=== What to produce ===
Type out each entry exactly.

=== Given entries ===
"""

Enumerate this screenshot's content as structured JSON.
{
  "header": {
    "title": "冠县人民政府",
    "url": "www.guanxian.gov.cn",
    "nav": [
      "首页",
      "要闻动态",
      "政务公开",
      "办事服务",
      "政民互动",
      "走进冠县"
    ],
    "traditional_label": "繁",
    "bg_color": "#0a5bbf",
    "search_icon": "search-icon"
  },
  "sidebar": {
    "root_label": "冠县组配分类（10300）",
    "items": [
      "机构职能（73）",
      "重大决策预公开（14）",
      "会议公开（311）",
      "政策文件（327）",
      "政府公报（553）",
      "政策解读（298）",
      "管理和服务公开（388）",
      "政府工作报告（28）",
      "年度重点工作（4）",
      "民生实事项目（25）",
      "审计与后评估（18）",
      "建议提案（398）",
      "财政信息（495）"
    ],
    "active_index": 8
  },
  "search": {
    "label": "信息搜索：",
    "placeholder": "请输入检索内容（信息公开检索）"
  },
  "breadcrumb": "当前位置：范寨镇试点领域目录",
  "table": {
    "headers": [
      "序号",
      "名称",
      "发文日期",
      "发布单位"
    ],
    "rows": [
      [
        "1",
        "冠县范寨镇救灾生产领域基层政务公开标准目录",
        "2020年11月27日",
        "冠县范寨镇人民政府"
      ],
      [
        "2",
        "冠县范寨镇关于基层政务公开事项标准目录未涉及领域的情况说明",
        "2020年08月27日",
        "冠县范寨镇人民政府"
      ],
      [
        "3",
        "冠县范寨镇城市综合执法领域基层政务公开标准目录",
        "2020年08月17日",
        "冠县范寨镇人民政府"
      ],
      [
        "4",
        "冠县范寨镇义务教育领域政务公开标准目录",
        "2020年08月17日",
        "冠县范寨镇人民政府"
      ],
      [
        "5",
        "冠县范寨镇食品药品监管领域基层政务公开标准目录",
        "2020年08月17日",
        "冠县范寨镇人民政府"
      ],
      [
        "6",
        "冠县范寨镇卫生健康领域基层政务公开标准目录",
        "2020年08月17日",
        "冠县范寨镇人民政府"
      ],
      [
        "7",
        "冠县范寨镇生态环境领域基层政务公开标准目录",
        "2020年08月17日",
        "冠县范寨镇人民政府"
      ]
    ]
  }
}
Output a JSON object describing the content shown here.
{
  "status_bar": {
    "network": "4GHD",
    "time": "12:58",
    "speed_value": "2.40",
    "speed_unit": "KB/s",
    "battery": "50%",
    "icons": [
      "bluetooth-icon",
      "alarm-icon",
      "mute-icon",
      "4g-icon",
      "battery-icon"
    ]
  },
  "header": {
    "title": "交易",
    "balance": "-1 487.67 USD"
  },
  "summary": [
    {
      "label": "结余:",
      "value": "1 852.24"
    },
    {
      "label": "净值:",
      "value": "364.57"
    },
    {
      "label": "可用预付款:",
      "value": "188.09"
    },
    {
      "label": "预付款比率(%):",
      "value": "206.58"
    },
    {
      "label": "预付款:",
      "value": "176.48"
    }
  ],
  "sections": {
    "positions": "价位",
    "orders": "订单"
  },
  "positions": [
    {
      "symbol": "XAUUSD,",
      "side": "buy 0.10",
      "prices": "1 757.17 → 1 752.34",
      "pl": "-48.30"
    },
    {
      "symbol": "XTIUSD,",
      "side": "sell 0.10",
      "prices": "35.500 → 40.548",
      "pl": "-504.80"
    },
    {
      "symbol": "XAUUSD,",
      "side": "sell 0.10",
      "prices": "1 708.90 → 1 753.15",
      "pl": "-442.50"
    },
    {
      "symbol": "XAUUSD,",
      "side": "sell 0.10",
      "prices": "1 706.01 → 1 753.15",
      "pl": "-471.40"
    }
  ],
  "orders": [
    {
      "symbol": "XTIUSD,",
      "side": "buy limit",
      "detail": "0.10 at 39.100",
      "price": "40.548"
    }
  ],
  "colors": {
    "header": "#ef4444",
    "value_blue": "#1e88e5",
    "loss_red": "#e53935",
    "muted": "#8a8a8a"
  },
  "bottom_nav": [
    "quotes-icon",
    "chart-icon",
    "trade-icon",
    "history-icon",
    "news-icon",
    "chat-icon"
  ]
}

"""

=== Solution ===
Enumerate this screenshot's content as structured JSON.
{
  "header": {
    "title": "冠县人民政府",
    "url": "www.guanxian.gov.cn",
    "nav": [
      "首页",
      "要闻动态",
      "政务公开",
      "办事服务",
      "政民互动",
      "走进冠县"
    ],
    "traditional_label": "繁",
    "bg_color": "#0a5bbf",
    "search_icon": "search-icon"
  },
  "sidebar": {
    "root_label": "冠县组配分类（10300）",
    "items": [
      "机构职能（73）",
      "重大决策预公开（14）",
      "会议公开（311）",
      "政策文件（327）",
      "政府公报（553）",
      "政策解读（298）",
      "管理和服务公开（388）",
      "政府工作报告（28）",
      "年度重点工作（4）",
      "民生实事项目（25）",
      "审计与后评估（18）",
      "建议提案（398）",
      "财政信息（495）"
    ],
    "active_index": 8
  },
  "search": {
    "label": "信息搜索：",
    "placeholder": "请输入检索内容（信息公开检索）"
  },
  "breadcrumb": "当前位置：范寨镇试点领域目录",
  "table": {
    "headers": [
      "序号",
      "名称",
      "发文日期",
      "发布单位"
    ],
    "rows": [
      [
        "1",
        "冠县范寨镇救灾生产领域基层政务公开标准目录",
        "2020年11月27日",
        "冠县范寨镇人民政府"
      ],
      [
        "2",
        "冠县范寨镇关于基层政务公开事项标准目录未涉及领域的情况说明",
        "2020年08月27日",
        "冠县范寨镇人民政府"
      ],
      [
        "3",
        "冠县范寨镇城市综合执法领域基层政务公开标准目录",
        "2020年08月17日",
        "冠县范寨镇人民政府"
      ],
      [
        "4",
        "冠县范寨镇义务教育领域政务公开标准目录",
        "2020年08月17日",
        "冠县范寨镇人民政府"
      ],
      [
        "5",
        "冠县范寨镇食品药品监管领域基层政务公开标准目录",
        "2020年08月17日",
        "冠县范寨镇人民政府"
      ],
      [
        "6",
        "冠县范寨镇卫生健康领域基层政务公开标准目录",
        "2020年08月17日",
        "冠县范寨镇人民政府"
      ],
      [
        "7",
        "冠县范寨镇生态环境领域基层政务公开标准目录",
        "2020年08月17日",
        "冠县范寨镇人民政府"
      ]
    ]
  }
}
Output a JSON object describing the content shown here.
{
  "status_bar": {
    "network": "4GHD",
    "time": "12:58",
    "speed_value": "2.40",
    "speed_unit": "KB/s",
    "battery": "50%",
    "icons": [
      "bluetooth-icon",
      "alarm-icon",
      "mute-icon",
      "4g-icon",
      "battery-icon"
    ]
  },
  "header": {
    "title": "交易",
    "balance": "-1 487.67 USD"
  },
  "summary": [
    {
      "label": "结余:",
      "value": "1 852.24"
    },
    {
      "label": "净值:",
      "value": "364.57"
    },
    {
      "label": "可用预付款:",
      "value": "188.09"
    },
    {
      "label": "预付款比率(%):",
      "value": "206.58"
    },
    {
      "label": "预付款:",
      "value": "176.48"
    }
  ],
  "sections": {
    "positions": "价位",
    "orders": "订单"
  },
  "positions": [
    {
      "symbol": "XAUUSD,",
      "side": "buy 0.10",
      "prices": "1 757.17 → 1 752.34",
      "pl": "-48.30"
    },
    {
      "symbol": "XTIUSD,",
      "side": "sell 0.10",
      "prices": "35.500 → 40.548",
      "pl": "-504.80"
    },
    {
      "symbol": "XAUUSD,",
      "side": "sell 0.10",
      "prices": "1 708.90 → 1 753.15",
      "pl": "-442.50"
    },
    {
      "symbol": "XAUUSD,",
      "side": "sell 0.10",
      "prices": "1 706.01 → 1 753.15",
      "pl": "-471.40"
    }
  ],
  "orders": [
    {
      "symbol": "XTIUSD,",
      "side": "buy limit",
      "detail": "0.10 at 39.100",
      "price": "40.548"
    }
  ],
  "colors": {
    "header": "#ef4444",
    "value_blue": "#1e88e5",
    "loss_red": "#e53935",
    "muted": "#8a8a8a"
  },
  "bottom_nav": [
    "quotes-icon",
    "chart-icon",
    "trade-icon",
    "history-icon",
    "news-icon",
    "chat-icon"
  ]
}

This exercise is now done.